═══ DATA FOR THE TASK ═══

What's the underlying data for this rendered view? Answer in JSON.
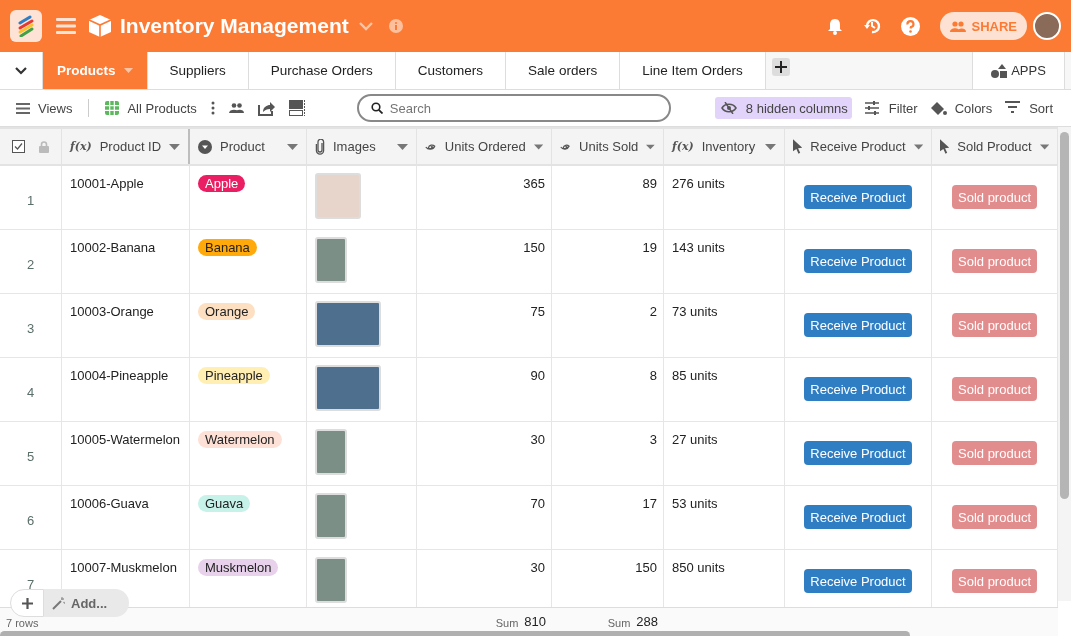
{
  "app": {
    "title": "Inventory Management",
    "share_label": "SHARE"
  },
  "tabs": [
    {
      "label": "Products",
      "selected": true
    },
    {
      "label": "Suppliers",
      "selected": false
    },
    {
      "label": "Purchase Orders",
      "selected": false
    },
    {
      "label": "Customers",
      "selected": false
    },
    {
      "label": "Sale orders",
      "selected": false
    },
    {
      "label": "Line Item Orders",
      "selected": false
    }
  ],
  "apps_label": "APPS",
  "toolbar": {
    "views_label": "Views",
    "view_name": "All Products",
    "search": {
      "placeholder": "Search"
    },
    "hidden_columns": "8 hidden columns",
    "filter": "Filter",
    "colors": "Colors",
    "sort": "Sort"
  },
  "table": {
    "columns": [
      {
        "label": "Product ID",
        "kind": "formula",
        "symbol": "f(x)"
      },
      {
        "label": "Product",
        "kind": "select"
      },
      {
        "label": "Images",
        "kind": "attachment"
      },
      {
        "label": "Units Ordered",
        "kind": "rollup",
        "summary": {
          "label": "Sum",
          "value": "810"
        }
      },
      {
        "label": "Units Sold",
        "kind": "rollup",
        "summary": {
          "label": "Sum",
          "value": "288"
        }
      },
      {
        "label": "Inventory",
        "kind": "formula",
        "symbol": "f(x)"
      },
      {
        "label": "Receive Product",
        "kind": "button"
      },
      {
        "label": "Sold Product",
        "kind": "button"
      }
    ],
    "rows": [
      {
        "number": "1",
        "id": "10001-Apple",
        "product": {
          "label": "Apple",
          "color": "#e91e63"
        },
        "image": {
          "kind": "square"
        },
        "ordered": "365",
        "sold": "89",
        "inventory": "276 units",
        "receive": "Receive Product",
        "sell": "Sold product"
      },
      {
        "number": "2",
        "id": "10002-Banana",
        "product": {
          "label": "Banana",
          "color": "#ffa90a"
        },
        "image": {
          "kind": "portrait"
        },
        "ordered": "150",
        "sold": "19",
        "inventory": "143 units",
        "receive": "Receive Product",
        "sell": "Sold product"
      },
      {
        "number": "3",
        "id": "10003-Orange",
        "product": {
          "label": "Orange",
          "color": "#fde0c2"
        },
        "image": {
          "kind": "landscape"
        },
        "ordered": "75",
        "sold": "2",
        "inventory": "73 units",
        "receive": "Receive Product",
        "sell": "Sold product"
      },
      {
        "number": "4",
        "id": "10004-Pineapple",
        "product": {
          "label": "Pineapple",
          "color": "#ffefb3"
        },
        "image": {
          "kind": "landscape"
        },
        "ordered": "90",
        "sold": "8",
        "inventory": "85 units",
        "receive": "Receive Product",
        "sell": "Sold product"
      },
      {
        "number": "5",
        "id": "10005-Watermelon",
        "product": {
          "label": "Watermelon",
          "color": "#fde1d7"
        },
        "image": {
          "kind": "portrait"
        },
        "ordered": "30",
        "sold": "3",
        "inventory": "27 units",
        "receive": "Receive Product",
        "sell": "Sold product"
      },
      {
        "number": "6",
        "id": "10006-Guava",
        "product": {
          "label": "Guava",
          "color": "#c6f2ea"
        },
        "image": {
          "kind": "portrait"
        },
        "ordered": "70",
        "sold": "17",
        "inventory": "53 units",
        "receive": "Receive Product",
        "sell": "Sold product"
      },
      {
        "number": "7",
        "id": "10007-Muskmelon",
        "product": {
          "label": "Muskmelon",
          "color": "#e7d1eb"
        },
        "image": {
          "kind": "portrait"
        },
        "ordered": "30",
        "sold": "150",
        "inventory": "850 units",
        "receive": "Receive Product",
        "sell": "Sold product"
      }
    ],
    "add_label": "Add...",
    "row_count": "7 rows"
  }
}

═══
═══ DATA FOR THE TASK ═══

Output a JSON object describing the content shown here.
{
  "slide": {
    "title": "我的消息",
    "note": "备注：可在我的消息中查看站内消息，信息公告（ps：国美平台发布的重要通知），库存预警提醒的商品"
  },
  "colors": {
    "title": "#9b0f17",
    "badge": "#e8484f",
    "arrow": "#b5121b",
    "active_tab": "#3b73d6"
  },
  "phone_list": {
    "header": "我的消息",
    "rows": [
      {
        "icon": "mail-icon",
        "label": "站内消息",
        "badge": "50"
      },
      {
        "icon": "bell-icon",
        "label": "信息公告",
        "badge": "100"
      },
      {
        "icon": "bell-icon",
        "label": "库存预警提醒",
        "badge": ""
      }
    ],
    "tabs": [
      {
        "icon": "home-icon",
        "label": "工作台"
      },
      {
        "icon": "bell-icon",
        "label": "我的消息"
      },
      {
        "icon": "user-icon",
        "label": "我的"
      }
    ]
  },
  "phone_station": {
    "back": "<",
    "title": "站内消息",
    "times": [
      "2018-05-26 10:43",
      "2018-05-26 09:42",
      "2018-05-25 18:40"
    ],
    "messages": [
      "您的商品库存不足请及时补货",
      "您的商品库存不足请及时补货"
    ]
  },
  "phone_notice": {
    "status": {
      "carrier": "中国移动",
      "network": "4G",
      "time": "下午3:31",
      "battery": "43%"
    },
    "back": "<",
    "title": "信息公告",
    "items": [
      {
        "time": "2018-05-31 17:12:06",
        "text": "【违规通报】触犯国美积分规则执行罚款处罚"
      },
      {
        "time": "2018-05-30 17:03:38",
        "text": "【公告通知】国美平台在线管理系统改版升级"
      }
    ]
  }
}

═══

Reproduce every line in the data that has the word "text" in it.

**RESPONSE AREA**:
        "text": "【违规通报】触犯国美积分规则执行罚款处罚"
        "text": "【公告通知】国美平台在线管理系统改版升级"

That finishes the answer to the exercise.